[Data records for software interfaces]
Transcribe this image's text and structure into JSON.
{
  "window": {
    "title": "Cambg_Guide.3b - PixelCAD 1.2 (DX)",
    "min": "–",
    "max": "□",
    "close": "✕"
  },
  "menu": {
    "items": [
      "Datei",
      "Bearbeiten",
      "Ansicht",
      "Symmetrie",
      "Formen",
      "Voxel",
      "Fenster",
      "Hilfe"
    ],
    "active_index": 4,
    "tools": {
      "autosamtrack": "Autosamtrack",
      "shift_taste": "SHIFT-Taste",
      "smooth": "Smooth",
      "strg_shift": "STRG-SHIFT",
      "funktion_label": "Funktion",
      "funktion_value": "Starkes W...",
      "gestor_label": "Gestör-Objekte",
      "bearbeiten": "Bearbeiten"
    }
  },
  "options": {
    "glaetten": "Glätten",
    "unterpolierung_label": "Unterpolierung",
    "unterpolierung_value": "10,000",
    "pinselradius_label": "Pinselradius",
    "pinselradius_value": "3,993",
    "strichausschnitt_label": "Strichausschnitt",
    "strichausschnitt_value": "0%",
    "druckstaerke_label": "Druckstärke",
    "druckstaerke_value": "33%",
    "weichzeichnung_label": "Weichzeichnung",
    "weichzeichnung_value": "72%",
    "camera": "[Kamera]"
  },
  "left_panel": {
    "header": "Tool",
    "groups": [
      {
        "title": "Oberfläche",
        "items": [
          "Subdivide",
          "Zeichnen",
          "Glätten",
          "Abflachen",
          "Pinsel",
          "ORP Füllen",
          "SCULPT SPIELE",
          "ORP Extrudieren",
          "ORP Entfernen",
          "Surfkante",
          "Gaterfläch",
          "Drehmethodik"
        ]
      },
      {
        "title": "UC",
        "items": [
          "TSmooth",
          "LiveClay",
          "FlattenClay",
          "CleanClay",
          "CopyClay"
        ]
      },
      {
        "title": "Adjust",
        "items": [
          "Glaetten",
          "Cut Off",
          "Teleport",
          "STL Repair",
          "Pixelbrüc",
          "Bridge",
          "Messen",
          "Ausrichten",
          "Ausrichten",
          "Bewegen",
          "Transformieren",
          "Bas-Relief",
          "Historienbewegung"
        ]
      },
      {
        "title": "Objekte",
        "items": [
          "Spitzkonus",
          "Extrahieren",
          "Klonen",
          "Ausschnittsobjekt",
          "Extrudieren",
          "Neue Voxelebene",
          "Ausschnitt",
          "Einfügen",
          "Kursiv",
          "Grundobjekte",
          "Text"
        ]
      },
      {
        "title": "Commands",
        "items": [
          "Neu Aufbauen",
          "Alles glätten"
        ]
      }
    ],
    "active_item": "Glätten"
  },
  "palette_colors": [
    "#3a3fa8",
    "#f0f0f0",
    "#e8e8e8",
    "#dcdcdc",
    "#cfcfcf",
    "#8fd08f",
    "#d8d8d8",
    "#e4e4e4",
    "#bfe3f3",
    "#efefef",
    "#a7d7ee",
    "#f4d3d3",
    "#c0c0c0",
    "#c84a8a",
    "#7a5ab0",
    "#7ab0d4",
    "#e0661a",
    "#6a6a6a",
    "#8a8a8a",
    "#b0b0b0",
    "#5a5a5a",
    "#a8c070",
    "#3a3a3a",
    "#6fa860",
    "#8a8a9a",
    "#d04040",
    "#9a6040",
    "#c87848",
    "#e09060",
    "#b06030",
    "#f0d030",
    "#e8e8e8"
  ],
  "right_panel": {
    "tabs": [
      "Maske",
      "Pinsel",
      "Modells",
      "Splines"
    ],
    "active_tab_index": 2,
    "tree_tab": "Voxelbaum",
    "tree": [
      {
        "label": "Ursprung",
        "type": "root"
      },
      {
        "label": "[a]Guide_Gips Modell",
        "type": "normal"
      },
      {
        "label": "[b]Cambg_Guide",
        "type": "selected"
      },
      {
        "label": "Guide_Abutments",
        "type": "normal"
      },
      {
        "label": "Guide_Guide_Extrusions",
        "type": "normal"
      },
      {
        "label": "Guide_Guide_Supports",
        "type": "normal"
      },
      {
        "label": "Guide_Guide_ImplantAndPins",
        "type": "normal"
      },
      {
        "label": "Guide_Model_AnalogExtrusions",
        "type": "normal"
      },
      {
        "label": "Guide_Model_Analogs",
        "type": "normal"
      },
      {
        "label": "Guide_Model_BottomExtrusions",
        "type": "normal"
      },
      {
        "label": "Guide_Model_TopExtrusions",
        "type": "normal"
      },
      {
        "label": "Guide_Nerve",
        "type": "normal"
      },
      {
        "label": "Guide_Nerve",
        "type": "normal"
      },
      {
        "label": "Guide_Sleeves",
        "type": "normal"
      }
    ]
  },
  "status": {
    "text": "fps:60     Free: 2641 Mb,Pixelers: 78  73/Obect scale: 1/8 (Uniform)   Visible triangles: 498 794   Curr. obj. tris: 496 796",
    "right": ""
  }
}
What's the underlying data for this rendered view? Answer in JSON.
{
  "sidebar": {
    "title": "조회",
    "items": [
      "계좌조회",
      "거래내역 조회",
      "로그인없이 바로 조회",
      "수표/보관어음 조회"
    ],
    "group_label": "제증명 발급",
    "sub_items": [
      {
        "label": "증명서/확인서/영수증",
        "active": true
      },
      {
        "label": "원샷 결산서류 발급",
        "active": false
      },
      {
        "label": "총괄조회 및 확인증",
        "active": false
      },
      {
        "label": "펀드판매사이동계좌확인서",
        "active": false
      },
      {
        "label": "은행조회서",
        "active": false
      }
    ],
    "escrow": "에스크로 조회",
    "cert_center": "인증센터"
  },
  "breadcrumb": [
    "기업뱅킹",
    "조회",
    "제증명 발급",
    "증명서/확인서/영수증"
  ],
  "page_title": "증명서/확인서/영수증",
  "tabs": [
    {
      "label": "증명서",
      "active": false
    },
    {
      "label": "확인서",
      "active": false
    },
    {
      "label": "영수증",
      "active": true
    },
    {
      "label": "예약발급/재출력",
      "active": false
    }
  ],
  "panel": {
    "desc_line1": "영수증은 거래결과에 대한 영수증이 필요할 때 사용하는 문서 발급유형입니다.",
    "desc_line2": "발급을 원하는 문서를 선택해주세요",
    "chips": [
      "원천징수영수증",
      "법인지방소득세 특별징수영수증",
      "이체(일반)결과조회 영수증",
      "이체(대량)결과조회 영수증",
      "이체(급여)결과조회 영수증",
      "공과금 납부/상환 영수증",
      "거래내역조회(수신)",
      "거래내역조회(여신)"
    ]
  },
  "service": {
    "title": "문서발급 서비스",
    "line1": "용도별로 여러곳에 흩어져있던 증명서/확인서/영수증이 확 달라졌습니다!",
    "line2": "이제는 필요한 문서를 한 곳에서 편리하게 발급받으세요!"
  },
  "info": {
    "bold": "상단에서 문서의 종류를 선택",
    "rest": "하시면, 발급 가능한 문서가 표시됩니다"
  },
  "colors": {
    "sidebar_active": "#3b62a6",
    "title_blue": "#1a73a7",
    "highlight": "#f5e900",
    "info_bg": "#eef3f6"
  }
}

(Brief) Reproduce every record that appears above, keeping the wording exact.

(Answer area)
Transcribe this image's text and structure into JSON.
{
  "window": {
    "title": "Cambg_Guide.3b - PixelCAD 1.2 (DX)",
    "min": "–",
    "max": "□",
    "close": "✕"
  },
  "menu": {
    "items": [
      "Datei",
      "Bearbeiten",
      "Ansicht",
      "Symmetrie",
      "Formen",
      "Voxel",
      "Fenster",
      "Hilfe"
    ],
    "active_index": 4,
    "tools": {
      "autosamtrack": "Autosamtrack",
      "shift_taste": "SHIFT-Taste",
      "smooth": "Smooth",
      "strg_shift": "STRG-SHIFT",
      "funktion_label": "Funktion",
      "funktion_value": "Starkes W...",
      "gestor_label": "Gestör-Objekte",
      "bearbeiten": "Bearbeiten"
    }
  },
  "options": {
    "glaetten": "Glätten",
    "unterpolierung_label": "Unterpolierung",
    "unterpolierung_value": "10,000",
    "pinselradius_label": "Pinselradius",
    "pinselradius_value": "3,993",
    "strichausschnitt_label": "Strichausschnitt",
    "strichausschnitt_value": "0%",
    "druckstaerke_label": "Druckstärke",
    "druckstaerke_value": "33%",
    "weichzeichnung_label": "Weichzeichnung",
    "weichzeichnung_value": "72%",
    "camera": "[Kamera]"
  },
  "left_panel": {
    "header": "Tool",
    "groups": [
      {
        "title": "Oberfläche",
        "items": [
          "Subdivide",
          "Zeichnen",
          "Glätten",
          "Abflachen",
          "Pinsel",
          "ORP Füllen",
          "SCULPT SPIELE",
          "ORP Extrudieren",
          "ORP Entfernen",
          "Surfkante",
          "Gaterfläch",
          "Drehmethodik"
        ]
      },
      {
        "title": "UC",
        "items": [
          "TSmooth",
          "LiveClay",
          "FlattenClay",
          "CleanClay",
          "CopyClay"
        ]
      },
      {
        "title": "Adjust",
        "items": [
          "Glaetten",
          "Cut Off",
          "Teleport",
          "STL Repair",
          "Pixelbrüc",
          "Bridge",
          "Messen",
          "Ausrichten",
          "Ausrichten",
          "Bewegen",
          "Transformieren",
          "Bas-Relief",
          "Historienbewegung"
        ]
      },
      {
        "title": "Objekte",
        "items": [
          "Spitzkonus",
          "Extrahieren",
          "Klonen",
          "Ausschnittsobjekt",
          "Extrudieren",
          "Neue Voxelebene",
          "Ausschnitt",
          "Einfügen",
          "Kursiv",
          "Grundobjekte",
          "Text"
        ]
      },
      {
        "title": "Commands",
        "items": [
          "Neu Aufbauen",
          "Alles glätten"
        ]
      }
    ],
    "active_item": "Glätten"
  },
  "palette_colors": [
    "#3a3fa8",
    "#f0f0f0",
    "#e8e8e8",
    "#dcdcdc",
    "#cfcfcf",
    "#8fd08f",
    "#d8d8d8",
    "#e4e4e4",
    "#bfe3f3",
    "#efefef",
    "#a7d7ee",
    "#f4d3d3",
    "#c0c0c0",
    "#c84a8a",
    "#7a5ab0",
    "#7ab0d4",
    "#e0661a",
    "#6a6a6a",
    "#8a8a8a",
    "#b0b0b0",
    "#5a5a5a",
    "#a8c070",
    "#3a3a3a",
    "#6fa860",
    "#8a8a9a",
    "#d04040",
    "#9a6040",
    "#c87848",
    "#e09060",
    "#b06030",
    "#f0d030",
    "#e8e8e8"
  ],
  "right_panel": {
    "tabs": [
      "Maske",
      "Pinsel",
      "Modells",
      "Splines"
    ],
    "active_tab_index": 2,
    "tree_tab": "Voxelbaum",
    "tree": [
      {
        "label": "Ursprung",
        "type": "root"
      },
      {
        "label": "[a]Guide_Gips Modell",
        "type": "normal"
      },
      {
        "label": "[b]Cambg_Guide",
        "type": "selected"
      },
      {
        "label": "Guide_Abutments",
        "type": "normal"
      },
      {
        "label": "Guide_Guide_Extrusions",
        "type": "normal"
      },
      {
        "label": "Guide_Guide_Supports",
        "type": "normal"
      },
      {
        "label": "Guide_Guide_ImplantAndPins",
        "type": "normal"
      },
      {
        "label": "Guide_Model_AnalogExtrusions",
        "type": "normal"
      },
      {
        "label": "Guide_Model_Analogs",
        "type": "normal"
      },
      {
        "label": "Guide_Model_BottomExtrusions",
        "type": "normal"
      },
      {
        "label": "Guide_Model_TopExtrusions",
        "type": "normal"
      },
      {
        "label": "Guide_Nerve",
        "type": "normal"
      },
      {
        "label": "Guide_Nerve",
        "type": "normal"
      },
      {
        "label": "Guide_Sleeves",
        "type": "normal"
      }
    ]
  },
  "status": {
    "text": "fps:60     Free: 2641 Mb,Pixelers: 78  73/Obect scale: 1/8 (Uniform)   Visible triangles: 498 794   Curr. obj. tris: 496 796",
    "right": ""
  }
}
What's the underlying data for this rendered view? Answer in JSON.
{
  "sidebar": {
    "title": "조회",
    "items": [
      "계좌조회",
      "거래내역 조회",
      "로그인없이 바로 조회",
      "수표/보관어음 조회"
    ],
    "group_label": "제증명 발급",
    "sub_items": [
      {
        "label": "증명서/확인서/영수증",
        "active": true
      },
      {
        "label": "원샷 결산서류 발급",
        "active": false
      },
      {
        "label": "총괄조회 및 확인증",
        "active": false
      },
      {
        "label": "펀드판매사이동계좌확인서",
        "active": false
      },
      {
        "label": "은행조회서",
        "active": false
      }
    ],
    "escrow": "에스크로 조회",
    "cert_center": "인증센터"
  },
  "breadcrumb": [
    "기업뱅킹",
    "조회",
    "제증명 발급",
    "증명서/확인서/영수증"
  ],
  "page_title": "증명서/확인서/영수증",
  "tabs": [
    {
      "label": "증명서",
      "active": false
    },
    {
      "label": "확인서",
      "active": false
    },
    {
      "label": "영수증",
      "active": true
    },
    {
      "label": "예약발급/재출력",
      "active": false
    }
  ],
  "panel": {
    "desc_line1": "영수증은 거래결과에 대한 영수증이 필요할 때 사용하는 문서 발급유형입니다.",
    "desc_line2": "발급을 원하는 문서를 선택해주세요",
    "chips": [
      "원천징수영수증",
      "법인지방소득세 특별징수영수증",
      "이체(일반)결과조회 영수증",
      "이체(대량)결과조회 영수증",
      "이체(급여)결과조회 영수증",
      "공과금 납부/상환 영수증",
      "거래내역조회(수신)",
      "거래내역조회(여신)"
    ]
  },
  "service": {
    "title": "문서발급 서비스",
    "line1": "용도별로 여러곳에 흩어져있던 증명서/확인서/영수증이 확 달라졌습니다!",
    "line2": "이제는 필요한 문서를 한 곳에서 편리하게 발급받으세요!"
  },
  "info": {
    "bold": "상단에서 문서의 종류를 선택",
    "rest": "하시면, 발급 가능한 문서가 표시됩니다"
  },
  "colors": {
    "sidebar_active": "#3b62a6",
    "title_blue": "#1a73a7",
    "highlight": "#f5e900",
    "info_bg": "#eef3f6"
  }
}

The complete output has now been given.